### Task input
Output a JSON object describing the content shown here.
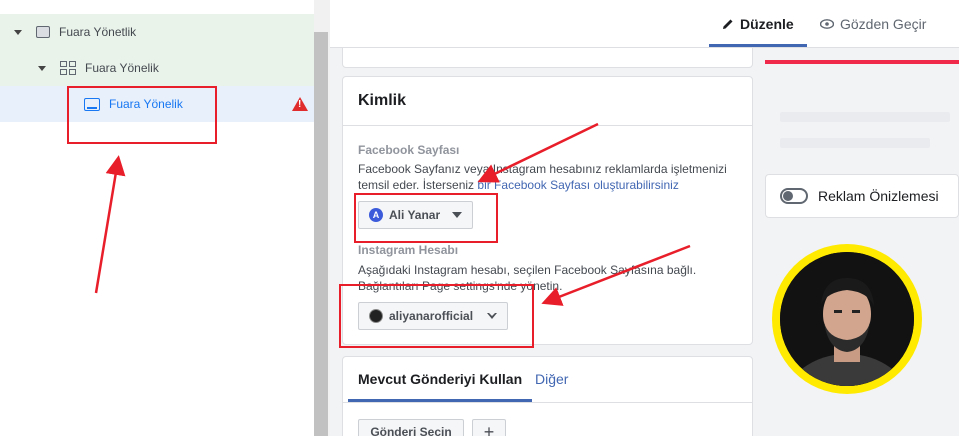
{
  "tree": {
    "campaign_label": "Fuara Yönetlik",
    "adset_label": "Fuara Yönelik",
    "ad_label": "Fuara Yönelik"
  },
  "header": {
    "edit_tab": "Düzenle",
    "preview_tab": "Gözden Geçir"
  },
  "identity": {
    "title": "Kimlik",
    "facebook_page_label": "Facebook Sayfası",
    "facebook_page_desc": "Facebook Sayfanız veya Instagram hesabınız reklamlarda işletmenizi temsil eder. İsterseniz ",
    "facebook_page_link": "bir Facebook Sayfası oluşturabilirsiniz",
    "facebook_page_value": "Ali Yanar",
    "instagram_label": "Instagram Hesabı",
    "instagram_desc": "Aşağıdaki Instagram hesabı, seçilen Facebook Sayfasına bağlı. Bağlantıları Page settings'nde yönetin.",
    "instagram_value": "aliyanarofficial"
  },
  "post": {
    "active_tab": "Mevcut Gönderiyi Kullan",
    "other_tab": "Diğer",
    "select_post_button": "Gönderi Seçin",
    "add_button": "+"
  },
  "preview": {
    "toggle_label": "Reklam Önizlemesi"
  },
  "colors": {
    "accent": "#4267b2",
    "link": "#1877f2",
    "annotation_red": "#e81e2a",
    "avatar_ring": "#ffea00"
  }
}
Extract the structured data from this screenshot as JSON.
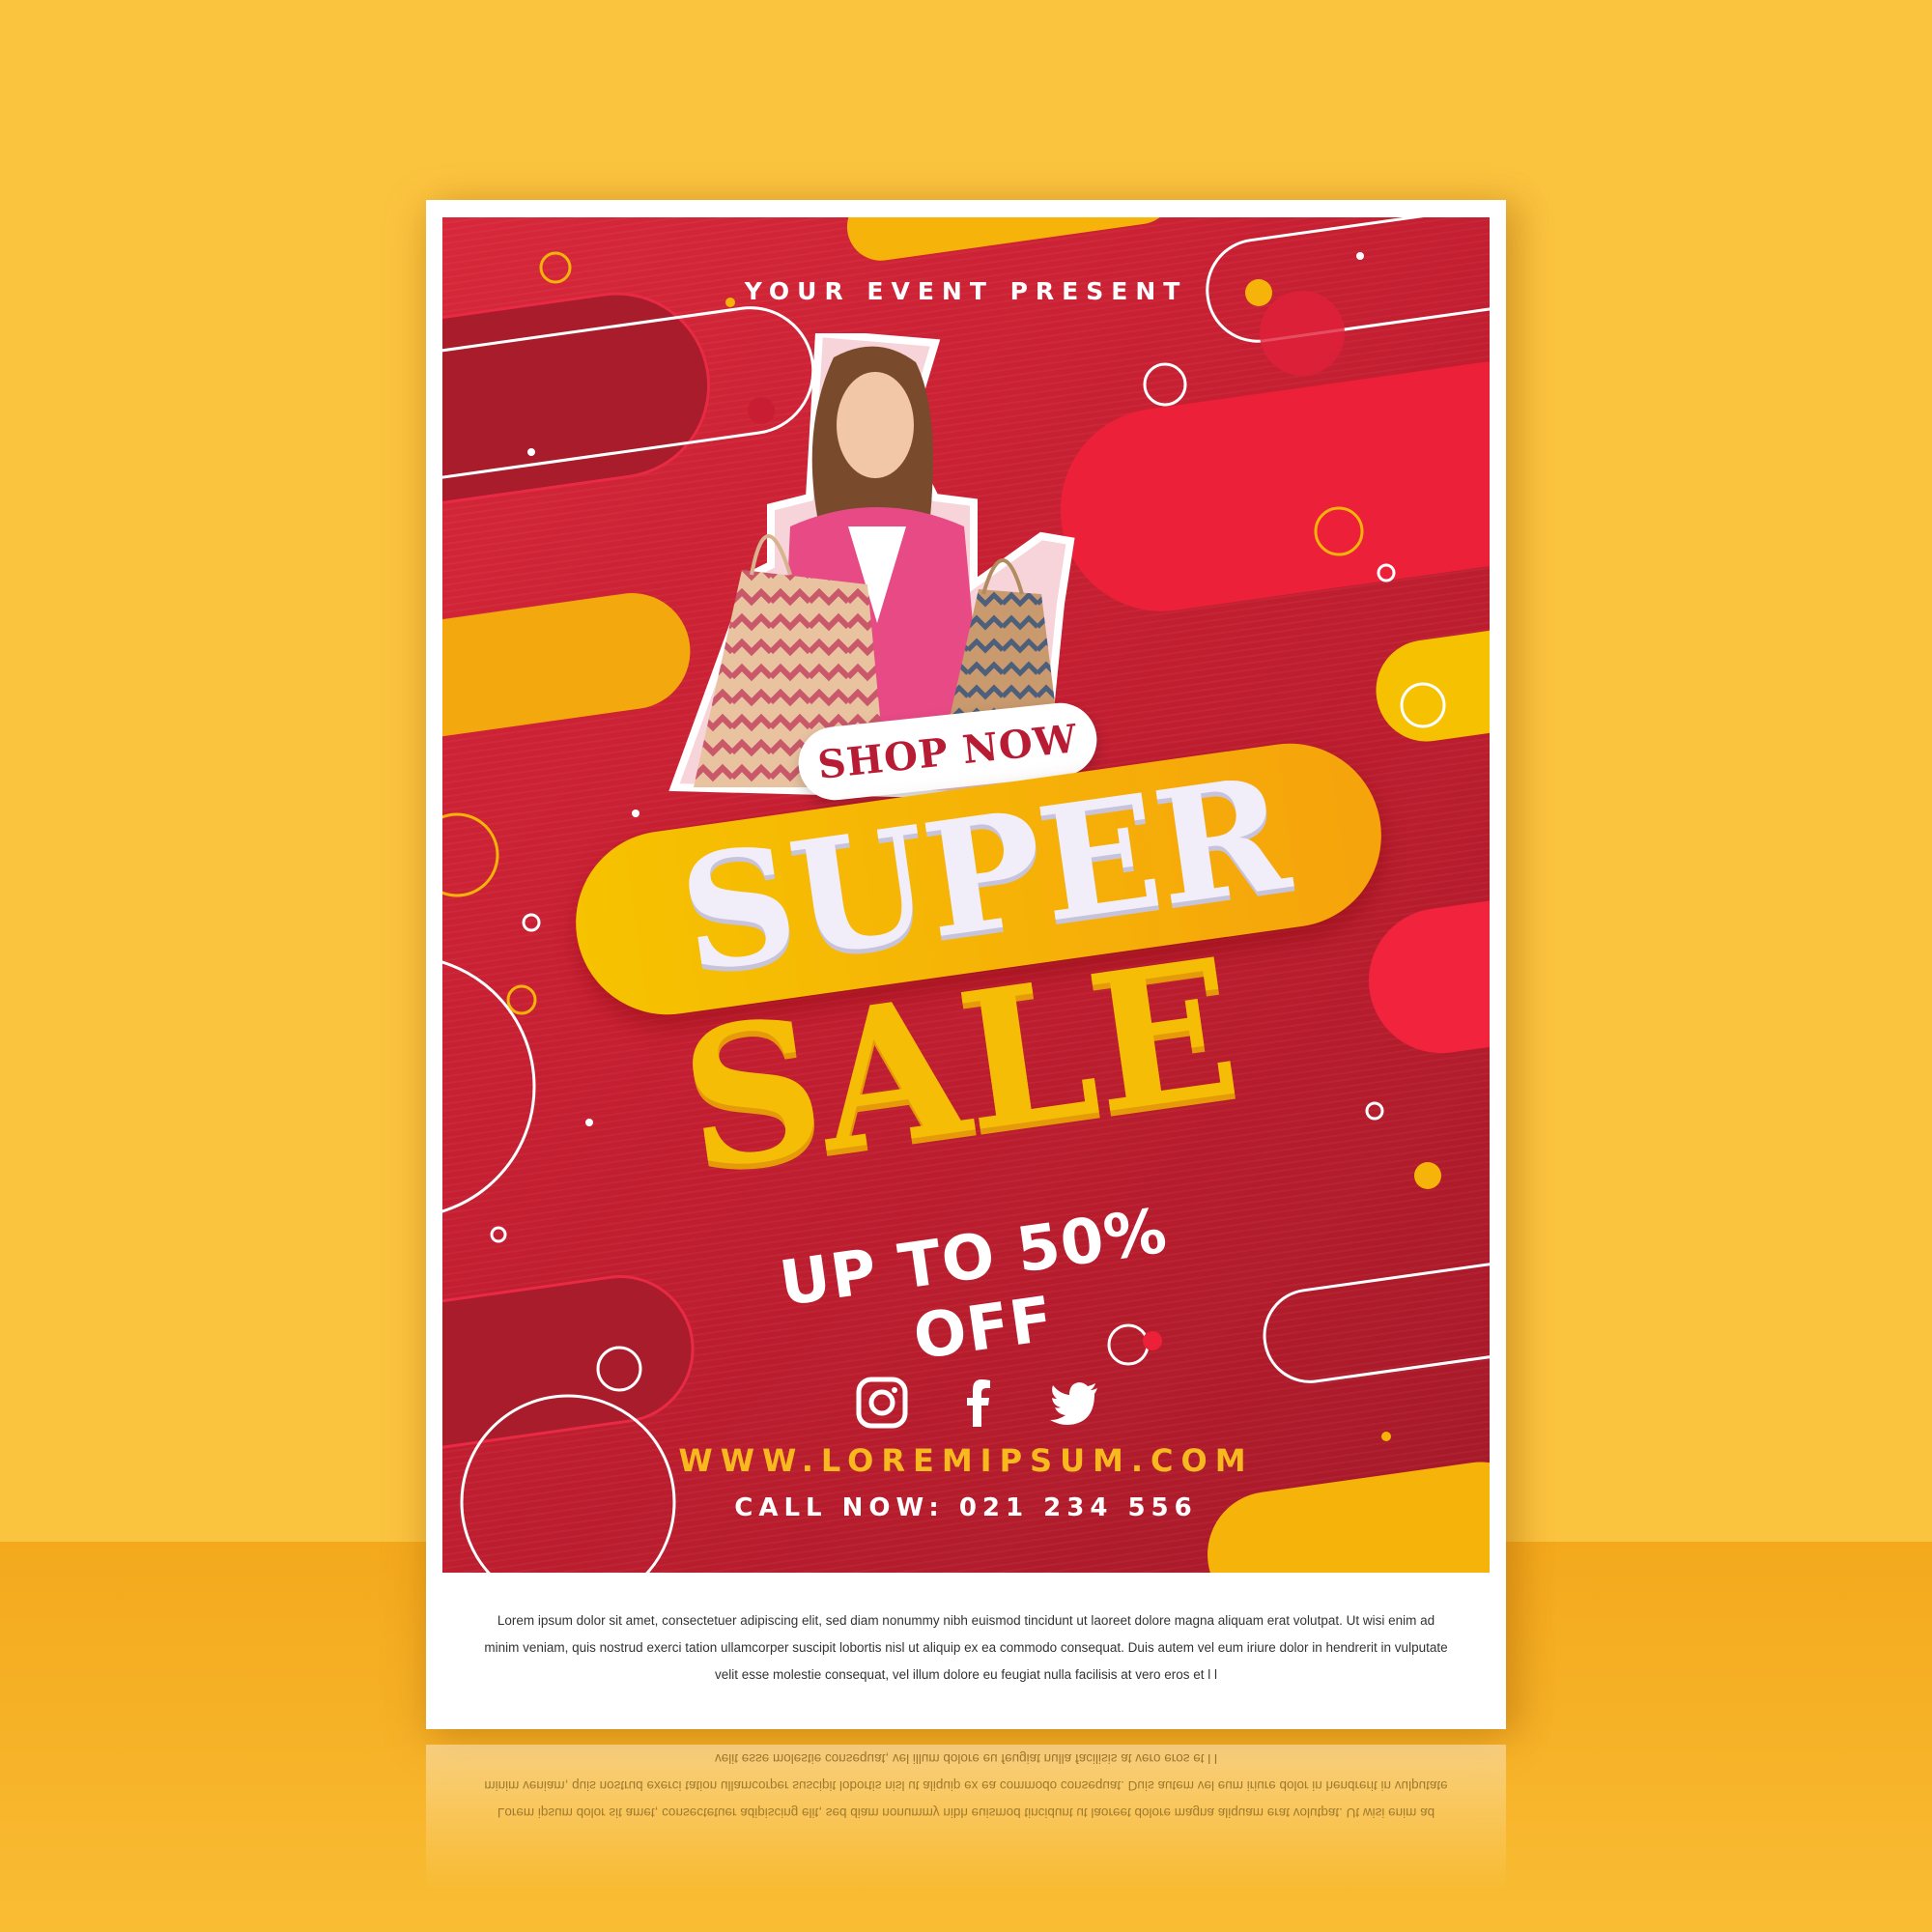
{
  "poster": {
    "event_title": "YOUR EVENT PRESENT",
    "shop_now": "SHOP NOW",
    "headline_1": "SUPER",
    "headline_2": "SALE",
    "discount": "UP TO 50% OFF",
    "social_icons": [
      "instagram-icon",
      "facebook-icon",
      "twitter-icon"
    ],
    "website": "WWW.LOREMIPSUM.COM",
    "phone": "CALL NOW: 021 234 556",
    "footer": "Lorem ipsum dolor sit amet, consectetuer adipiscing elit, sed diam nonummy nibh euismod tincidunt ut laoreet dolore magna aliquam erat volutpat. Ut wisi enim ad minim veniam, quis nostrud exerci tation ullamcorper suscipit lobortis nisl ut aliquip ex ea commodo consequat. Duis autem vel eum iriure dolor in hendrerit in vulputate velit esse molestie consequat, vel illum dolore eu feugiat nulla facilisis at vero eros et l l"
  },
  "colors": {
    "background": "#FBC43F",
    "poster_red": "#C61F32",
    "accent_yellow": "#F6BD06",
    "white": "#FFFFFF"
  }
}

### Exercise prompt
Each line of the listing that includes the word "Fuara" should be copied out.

### Output below
    "campaign_label": "Fuara Yönetlik",
    "adset_label": "Fuara Yönelik",
    "ad_label": "Fuara Yönelik"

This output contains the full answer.